++++ Dataset extract

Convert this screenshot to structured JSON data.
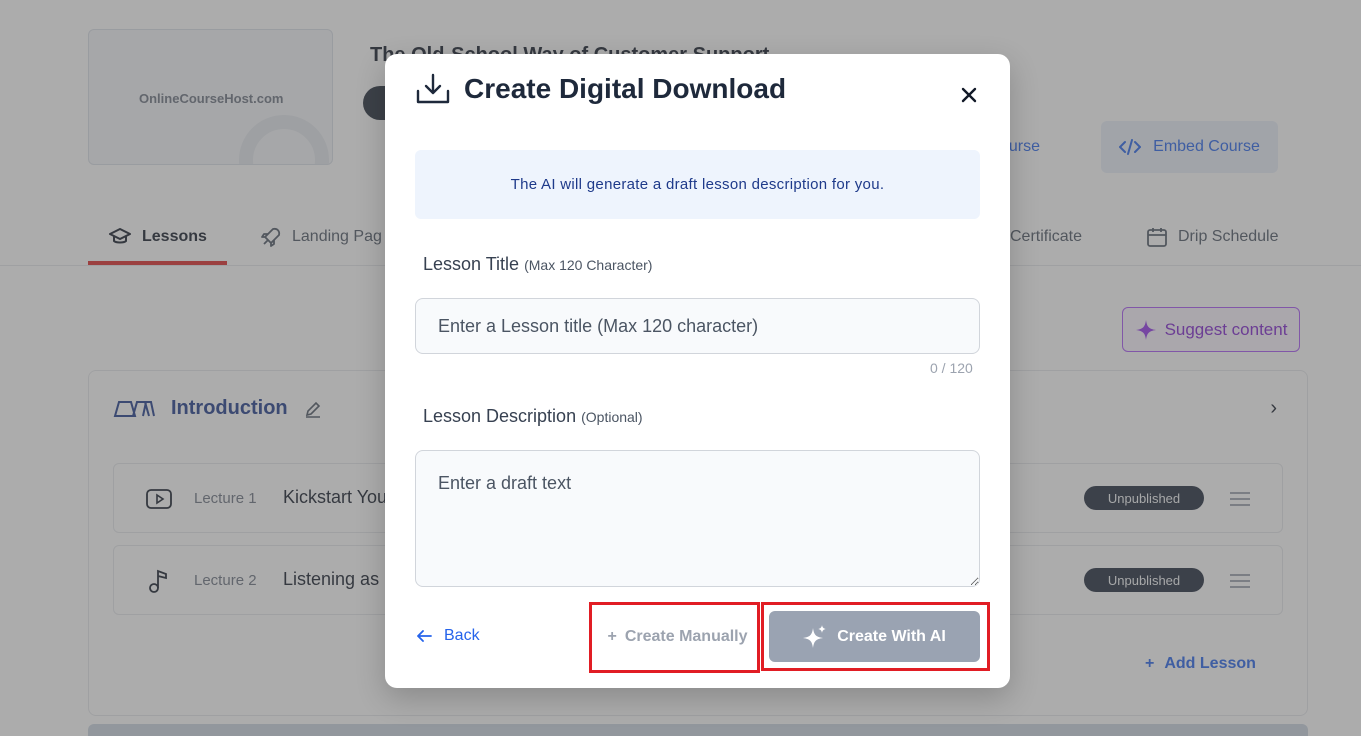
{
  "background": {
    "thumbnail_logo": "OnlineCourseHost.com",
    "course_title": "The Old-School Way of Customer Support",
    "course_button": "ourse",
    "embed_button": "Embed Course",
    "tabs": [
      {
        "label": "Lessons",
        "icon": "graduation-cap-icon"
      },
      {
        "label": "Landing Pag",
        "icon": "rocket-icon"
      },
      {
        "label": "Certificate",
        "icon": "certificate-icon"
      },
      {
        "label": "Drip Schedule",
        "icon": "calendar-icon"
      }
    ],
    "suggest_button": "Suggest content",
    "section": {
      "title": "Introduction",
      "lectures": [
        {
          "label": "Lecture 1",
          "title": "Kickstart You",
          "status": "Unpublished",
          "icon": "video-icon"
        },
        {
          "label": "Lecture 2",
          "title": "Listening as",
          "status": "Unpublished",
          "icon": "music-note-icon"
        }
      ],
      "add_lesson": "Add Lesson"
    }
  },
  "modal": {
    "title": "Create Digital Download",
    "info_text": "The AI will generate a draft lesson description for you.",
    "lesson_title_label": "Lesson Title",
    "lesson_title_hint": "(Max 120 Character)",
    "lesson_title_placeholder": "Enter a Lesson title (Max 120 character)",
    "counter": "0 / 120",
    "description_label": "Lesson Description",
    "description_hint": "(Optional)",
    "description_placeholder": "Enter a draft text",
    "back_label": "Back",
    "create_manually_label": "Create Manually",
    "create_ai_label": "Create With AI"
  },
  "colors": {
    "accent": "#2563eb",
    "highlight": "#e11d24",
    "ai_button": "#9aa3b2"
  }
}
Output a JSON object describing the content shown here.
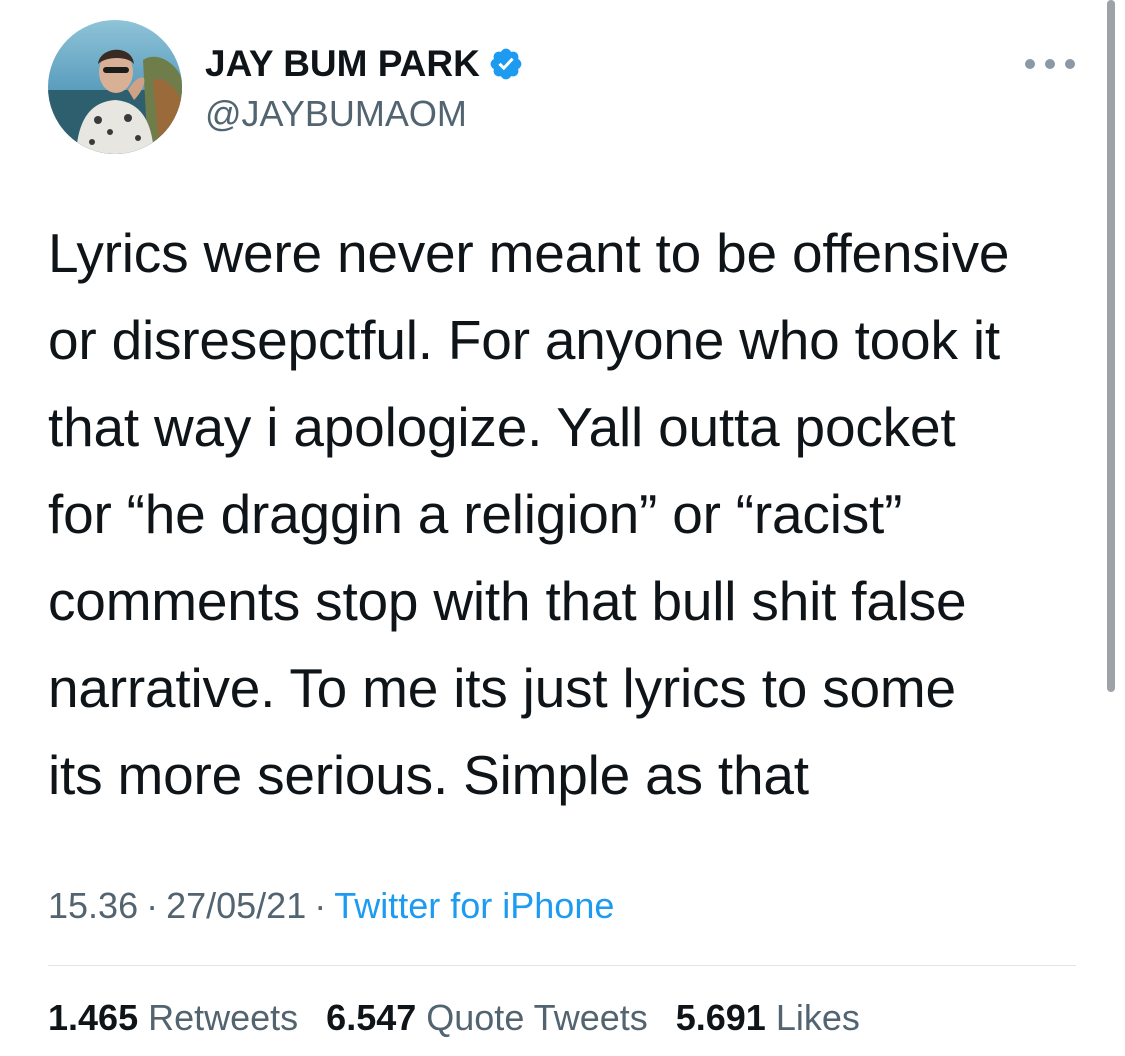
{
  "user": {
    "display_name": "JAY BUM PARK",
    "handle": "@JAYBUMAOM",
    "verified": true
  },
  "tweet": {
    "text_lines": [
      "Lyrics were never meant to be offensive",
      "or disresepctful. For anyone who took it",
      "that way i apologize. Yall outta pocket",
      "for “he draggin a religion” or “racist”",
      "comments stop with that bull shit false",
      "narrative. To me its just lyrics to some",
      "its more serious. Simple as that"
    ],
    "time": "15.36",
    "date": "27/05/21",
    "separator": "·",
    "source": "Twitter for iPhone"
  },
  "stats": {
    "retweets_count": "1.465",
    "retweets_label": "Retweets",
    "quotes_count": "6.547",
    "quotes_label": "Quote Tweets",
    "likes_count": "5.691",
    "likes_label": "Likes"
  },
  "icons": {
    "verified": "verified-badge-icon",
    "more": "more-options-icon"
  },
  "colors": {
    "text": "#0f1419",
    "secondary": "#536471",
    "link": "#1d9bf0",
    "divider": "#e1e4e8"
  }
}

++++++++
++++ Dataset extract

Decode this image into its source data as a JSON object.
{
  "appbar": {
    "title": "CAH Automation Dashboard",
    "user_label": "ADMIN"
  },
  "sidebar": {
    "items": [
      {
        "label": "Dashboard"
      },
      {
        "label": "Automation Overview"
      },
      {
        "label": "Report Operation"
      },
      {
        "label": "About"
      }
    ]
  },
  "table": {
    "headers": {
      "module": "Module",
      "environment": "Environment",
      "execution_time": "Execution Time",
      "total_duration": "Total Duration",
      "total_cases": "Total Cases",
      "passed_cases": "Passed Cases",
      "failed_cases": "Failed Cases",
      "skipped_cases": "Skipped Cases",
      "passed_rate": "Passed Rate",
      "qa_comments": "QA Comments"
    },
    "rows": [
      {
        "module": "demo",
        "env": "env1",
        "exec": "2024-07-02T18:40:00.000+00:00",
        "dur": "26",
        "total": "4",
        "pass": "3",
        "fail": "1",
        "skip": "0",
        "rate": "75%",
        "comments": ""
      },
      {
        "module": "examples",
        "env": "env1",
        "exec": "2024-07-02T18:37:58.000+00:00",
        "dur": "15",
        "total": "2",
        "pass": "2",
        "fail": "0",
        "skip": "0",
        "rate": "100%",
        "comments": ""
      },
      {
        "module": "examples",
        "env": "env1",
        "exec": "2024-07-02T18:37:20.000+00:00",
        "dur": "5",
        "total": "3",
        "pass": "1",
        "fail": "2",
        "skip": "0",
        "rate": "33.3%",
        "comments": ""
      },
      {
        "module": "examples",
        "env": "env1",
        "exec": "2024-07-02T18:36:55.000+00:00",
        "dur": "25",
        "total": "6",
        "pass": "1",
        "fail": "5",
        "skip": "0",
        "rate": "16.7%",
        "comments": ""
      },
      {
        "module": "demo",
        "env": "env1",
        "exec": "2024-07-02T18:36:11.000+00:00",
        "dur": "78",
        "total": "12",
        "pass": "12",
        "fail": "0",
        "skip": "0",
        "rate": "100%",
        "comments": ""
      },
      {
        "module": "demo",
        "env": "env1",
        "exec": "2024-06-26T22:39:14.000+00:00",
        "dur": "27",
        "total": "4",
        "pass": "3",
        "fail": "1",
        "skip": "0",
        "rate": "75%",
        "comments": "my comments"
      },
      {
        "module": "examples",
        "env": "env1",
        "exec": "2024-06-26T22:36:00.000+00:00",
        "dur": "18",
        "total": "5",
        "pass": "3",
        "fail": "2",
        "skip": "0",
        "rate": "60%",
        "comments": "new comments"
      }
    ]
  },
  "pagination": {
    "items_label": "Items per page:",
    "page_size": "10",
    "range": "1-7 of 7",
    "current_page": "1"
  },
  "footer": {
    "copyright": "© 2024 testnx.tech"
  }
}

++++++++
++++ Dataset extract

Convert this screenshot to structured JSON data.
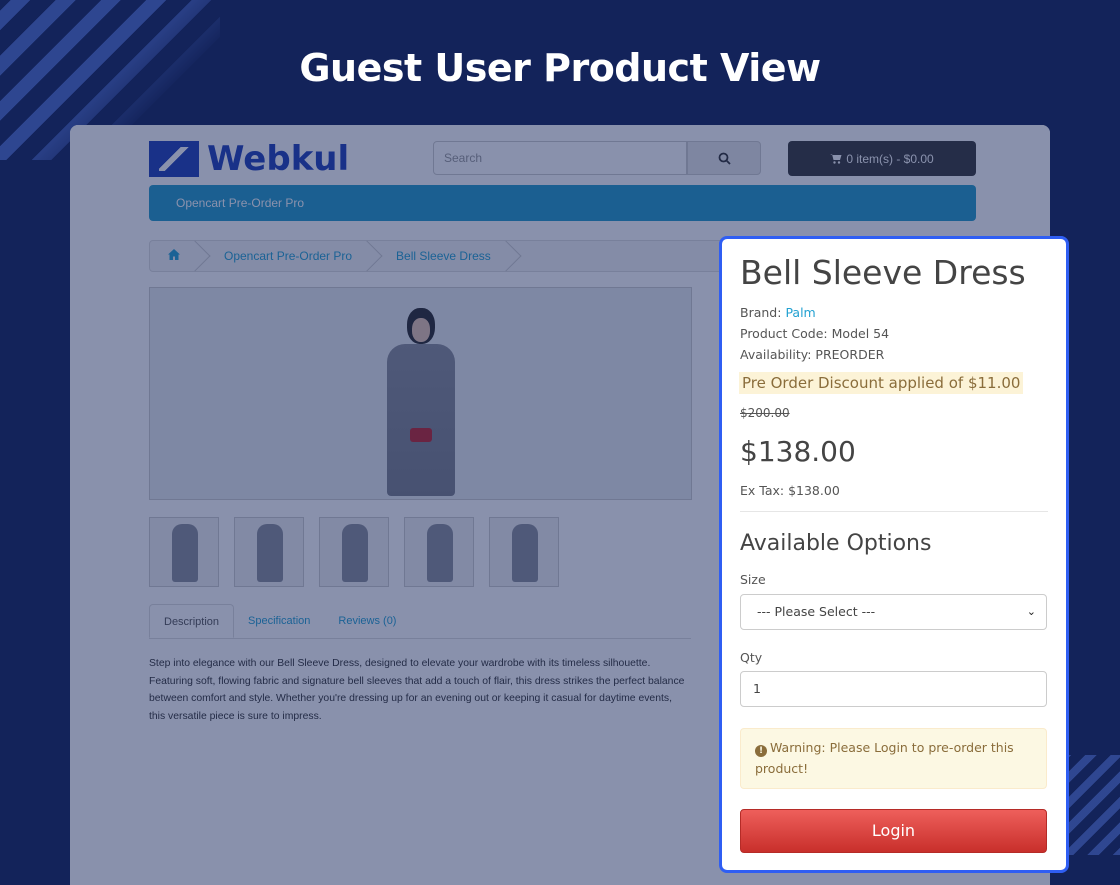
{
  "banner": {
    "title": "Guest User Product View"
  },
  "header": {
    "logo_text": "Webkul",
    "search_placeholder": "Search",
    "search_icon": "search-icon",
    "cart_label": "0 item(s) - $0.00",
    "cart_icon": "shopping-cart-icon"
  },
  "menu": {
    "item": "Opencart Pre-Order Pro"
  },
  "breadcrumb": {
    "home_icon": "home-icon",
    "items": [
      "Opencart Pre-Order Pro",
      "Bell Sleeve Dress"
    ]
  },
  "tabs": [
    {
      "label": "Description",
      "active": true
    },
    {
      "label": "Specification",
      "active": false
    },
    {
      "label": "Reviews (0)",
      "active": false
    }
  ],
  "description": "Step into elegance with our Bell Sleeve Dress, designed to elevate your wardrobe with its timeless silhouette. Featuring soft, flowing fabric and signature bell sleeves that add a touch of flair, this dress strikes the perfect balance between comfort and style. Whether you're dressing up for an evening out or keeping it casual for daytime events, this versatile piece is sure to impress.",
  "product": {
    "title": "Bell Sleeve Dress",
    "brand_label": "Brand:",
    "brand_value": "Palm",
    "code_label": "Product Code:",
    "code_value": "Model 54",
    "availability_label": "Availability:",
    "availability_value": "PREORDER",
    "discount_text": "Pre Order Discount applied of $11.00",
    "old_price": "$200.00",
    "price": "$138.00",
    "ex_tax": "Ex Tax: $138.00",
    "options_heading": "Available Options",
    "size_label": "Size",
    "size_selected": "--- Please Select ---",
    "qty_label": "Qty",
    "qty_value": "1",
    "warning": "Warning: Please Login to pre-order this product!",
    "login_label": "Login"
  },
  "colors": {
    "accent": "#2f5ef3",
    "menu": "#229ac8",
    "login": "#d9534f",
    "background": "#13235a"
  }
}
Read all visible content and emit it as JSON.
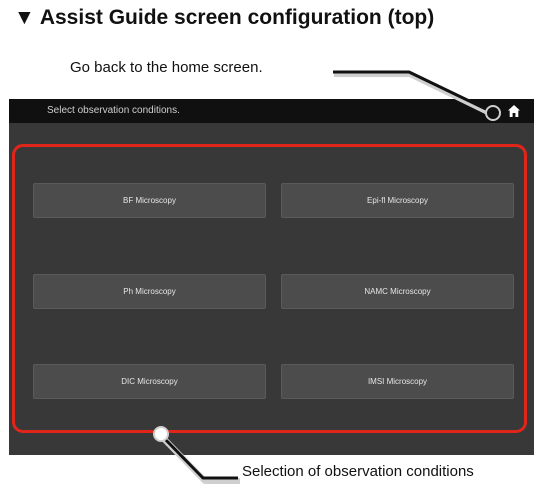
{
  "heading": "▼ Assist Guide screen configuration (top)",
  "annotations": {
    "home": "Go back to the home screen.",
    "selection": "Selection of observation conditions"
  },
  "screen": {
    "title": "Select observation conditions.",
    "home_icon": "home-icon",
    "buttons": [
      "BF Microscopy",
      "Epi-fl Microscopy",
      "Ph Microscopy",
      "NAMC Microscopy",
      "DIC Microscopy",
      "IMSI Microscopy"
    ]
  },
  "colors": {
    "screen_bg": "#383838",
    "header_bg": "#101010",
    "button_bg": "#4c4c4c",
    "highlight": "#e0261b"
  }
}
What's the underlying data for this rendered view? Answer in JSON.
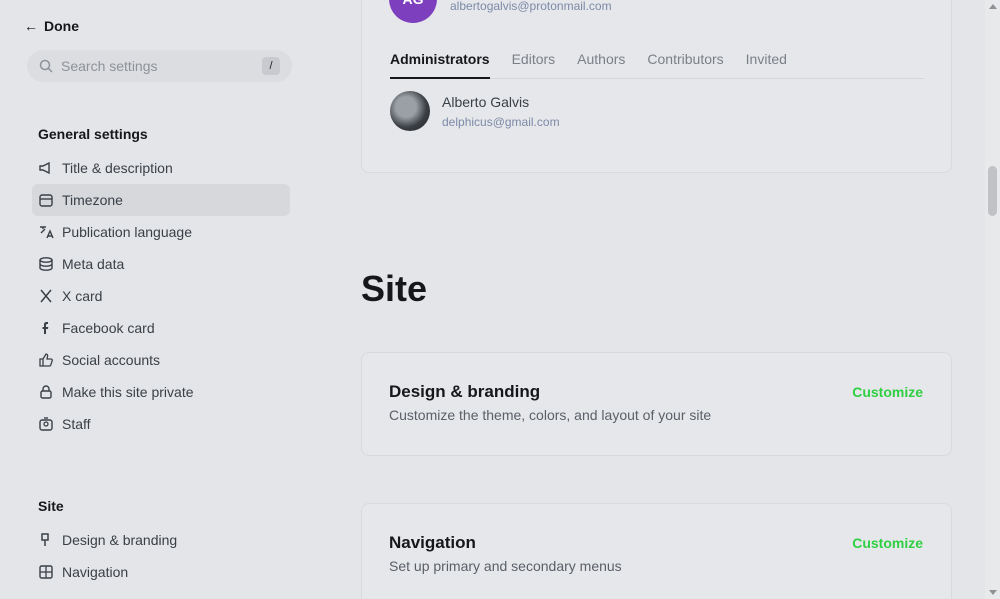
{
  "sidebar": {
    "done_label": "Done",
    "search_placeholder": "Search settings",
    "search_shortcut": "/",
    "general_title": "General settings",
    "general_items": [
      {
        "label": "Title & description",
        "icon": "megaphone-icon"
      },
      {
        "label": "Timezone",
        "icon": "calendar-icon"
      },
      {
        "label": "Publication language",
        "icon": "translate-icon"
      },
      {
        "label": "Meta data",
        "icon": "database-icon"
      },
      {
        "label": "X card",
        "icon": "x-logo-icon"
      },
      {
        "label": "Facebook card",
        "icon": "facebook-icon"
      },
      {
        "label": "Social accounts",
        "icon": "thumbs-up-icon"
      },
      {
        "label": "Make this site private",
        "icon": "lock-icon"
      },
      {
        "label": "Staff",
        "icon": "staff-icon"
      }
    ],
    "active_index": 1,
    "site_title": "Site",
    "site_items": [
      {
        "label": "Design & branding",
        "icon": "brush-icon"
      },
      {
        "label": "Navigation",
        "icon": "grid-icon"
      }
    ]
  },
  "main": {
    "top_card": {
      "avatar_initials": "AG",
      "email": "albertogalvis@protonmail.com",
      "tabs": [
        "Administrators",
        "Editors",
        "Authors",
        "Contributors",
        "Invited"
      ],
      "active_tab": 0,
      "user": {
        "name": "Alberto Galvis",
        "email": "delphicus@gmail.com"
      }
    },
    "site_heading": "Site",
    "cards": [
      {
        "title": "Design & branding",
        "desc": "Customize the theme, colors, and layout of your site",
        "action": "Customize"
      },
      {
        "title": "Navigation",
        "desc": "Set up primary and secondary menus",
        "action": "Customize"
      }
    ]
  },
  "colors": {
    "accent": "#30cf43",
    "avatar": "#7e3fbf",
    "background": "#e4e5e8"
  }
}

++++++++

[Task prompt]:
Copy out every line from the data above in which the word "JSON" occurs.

[Reply to the task]:
Convert this screenshot to structured JSON data.
Output a JSON object describing the content shown here.
Decode this image into its source data as a JSON object.
Convert this screenshot to structured JSON data.
Read all visible content and emit it as JSON.
What's the underlying data for this rendered view? Answer in JSON.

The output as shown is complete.